This post contains spoilers for Laura in the “Favorite things/quotes” section. Tread with caution if you’ve never seen this wonderful film!
The favorite film:
Laura, a 1944 noir/drama directed by Otto Preminger
Detective Mark McPherson is investigating the death of Laura Hunt, a woman who has been found dead in her apartment. Interviewing plenty of suspicious people who knew her, McPherson begins to construct Laura and her life in his mind. Laura was a beautiful woman with a magnetic presence who seemed to capture the affection of everyone she met — who would want her dead? McPherson struggles to solve the case, but just when he thinks his investigation is headed on the right track, he has a strange experience that makes him question everything he’s learned.
Dana Andrews as Detective Mark McPherson
Gene Tierney as Laura Hunt
Clifton Webb as Waldo Lydecker
Vincent Price as Shelby Carpenter
Judith Anderson as Ann Treadwell
- Rouben Mamoulian was originally set to direct the film, and actually began production.

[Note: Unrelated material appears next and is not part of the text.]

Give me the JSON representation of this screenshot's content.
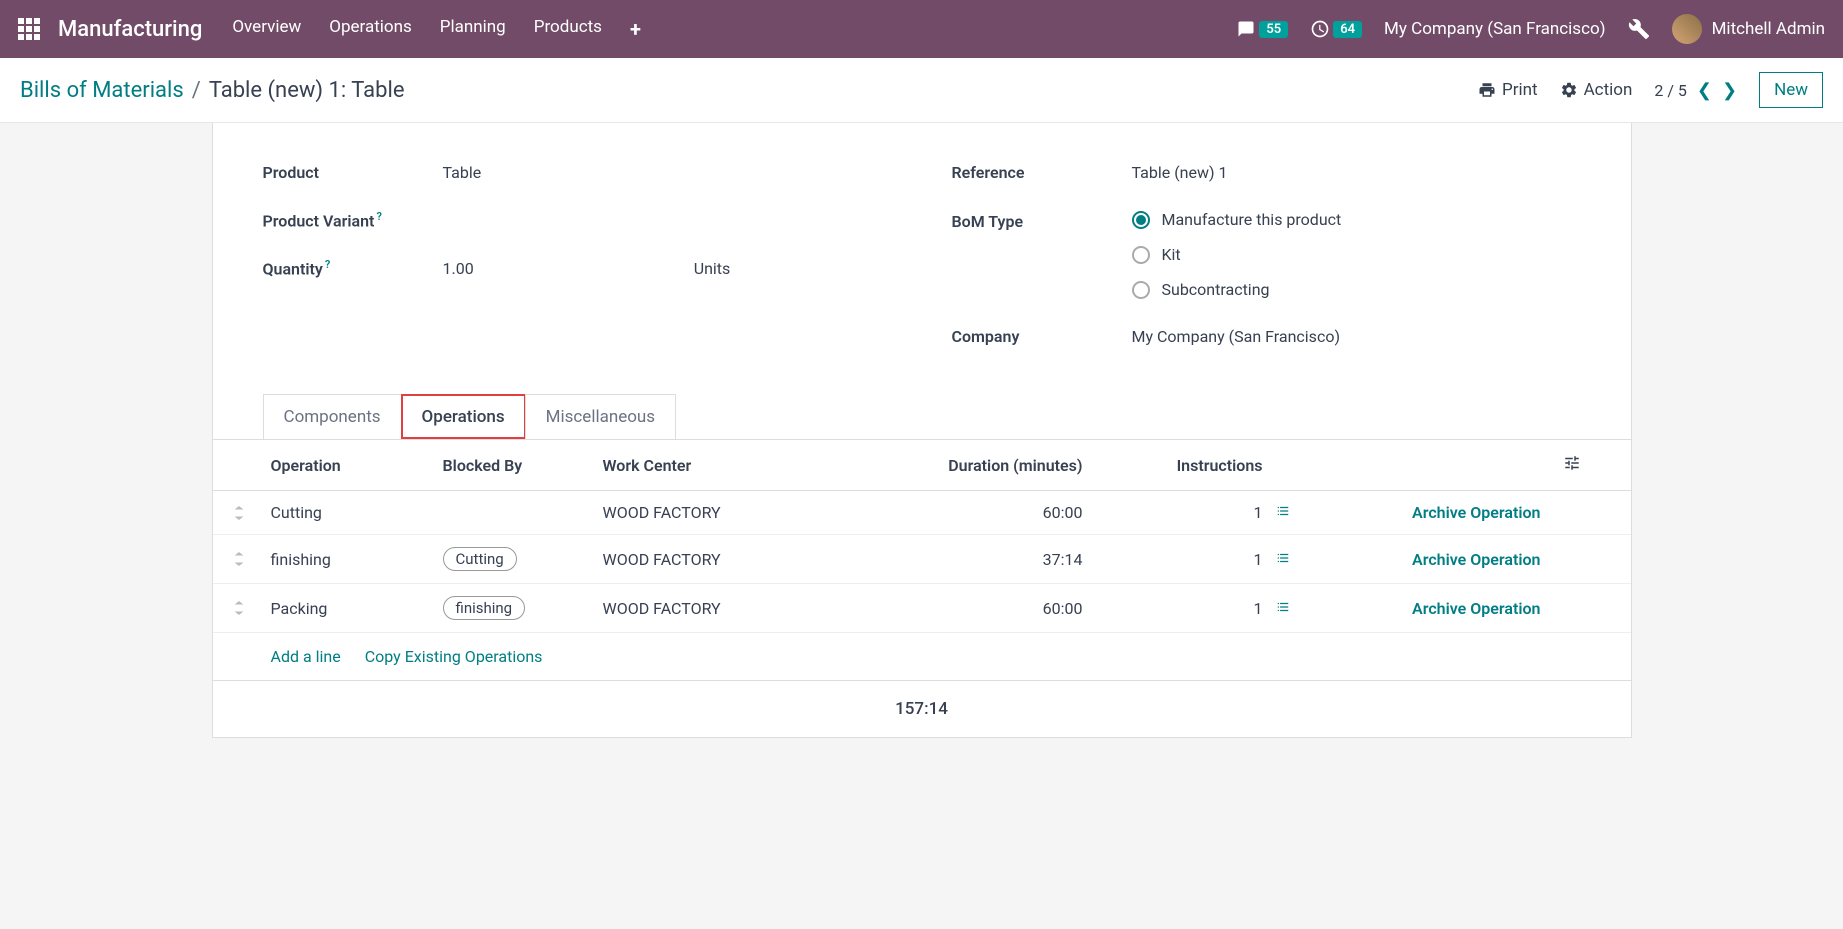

All of the footage he’d shot was tossed out when Otto took over.
- Jennifer Jones was originally offered the role of Laura Hunt. Hedy Lamarr and Roz Russell were also offered the role; Lamarr didn’t like the script and Russell thought the part was too small.
- The film was originally meant to be narrated by the characters of Waldo, Mark and Laura but in the end only Waldo’s narration was used. The film’s source material is separated into five sections in which each of the five principal characters are given the chance to share their perspective.
- Laura marked Clifton Webb’s first return to the screen since the silent era. The film launched a comeback for the actor, who continued to appear in films until the early 1960s. It also earned him an Oscar nomination.
- The portrait of Laura that hangs in her apartment was created by painting with oils over a photo of Gene Tierney. The same portrait has appeared in other films, including Woman’s World, which stars Clifton Webb.
- Vincent Price recorded a musical number for this film that was supposed to launch his singing career. The song was cut from the film, and his singing career never took off!
- A radio adaptation was made of the film with Vincent Price, Gene Tierney and Dana Andrews reprising their film roles. It was broadcast in February of 1945.
- “I shall never forget the weekend Laura died. A silver sun burned through the sky like a huge magnifying glass.”
- Dana Andrews’ face and hat and pocket square and striped tie — in other words, every fact of Dana Andrews’ existence in this film
- Lydecker being TOO prepared for his interview with McPherson about Laura’s death
- Vincent Price!
- Vincent’s first scene in this film always makes me laugh, as dramatic as the film is and as good as his performance is. I’m so used to watching his horror films a million times over that the “nice guy in an unfortunate situation” angle he gives his character to impress McPherson seems kind of comical.
- Carpenter: “Waldo, for your own good, I’m warning you to stop implying that I had anything to do with Laura’s death.”
Lydecker: “Very well, I’ll stop implying. I’ll make a direct statement.”
- Lydecker: “Young woman, either you have been raised in some incredibly rustic community where good manners are unknown, or you suffer from the common feminine delusion that the mere fact of being a woman exempts you from the rules of civilized conduct. Or possibly both.”
- Gene Tierney’s wardrobe
- Lydecker: “Laura, dear, I cannot stand these morons any longer.”
- Carpenter: “Good, what about three weeks from tonight and all the nights in between?”
Laura: “Don’t you think I have any other engagements?”
Carpenter: “What about two months from now and the month after that?”
Laura: “What about next year?”
Carpenter: “That’s all settled. What about breakfast?”
- Everyone hanging out in Laura’s apartment as though a body wasn’t found there just a few days earlier
- Lydecker (to McPherson): “Have you ever dreamed of Laura as your wife? By your side at the policeman’s ball, or in the bleachers, or listening to the heroic story how you got a silver shin bone from a gun-battle with a gangster? I see you have.”
- Lydecker threatening to have McPherson locked away in a psychiatric ward. Drama, drama!
- Even after her death Laura is causing jealous spats between grown men… BUT IS SHE REALLY DEAD? Suddenly, she appears to McPherson!
- Laura: “What are you going to do now?”
McPherson: “Find out who was murdered, and then find the murderer!”
- The level of suspense picks up in a major way when Laura is revealed to be alive. The film was already good, but it gets even better at this point and remains high on mystery for the remainder of its running time.
- Laura: “It’s all been a mistake, Bessie. I’m not a ghost, really!”
- Laura: “I never have been and I never will be bound by anything I don’t do of my own free will.”
- Laura dumping Lydecker for good, laying down the law
- Mark McPherson and Laura Hunt: truth-hunting, crime-fighting team
- The clock ticking loudly as Lydecker creeps around like a ghoul in the night
- Lydecker: “And thus, as history as proved, love is eternal. It has been the strongest motivation for human action throughout centuries. Love is stronger than life. It reaches beyond the dark shadow of death.”
- The super-dramatic ending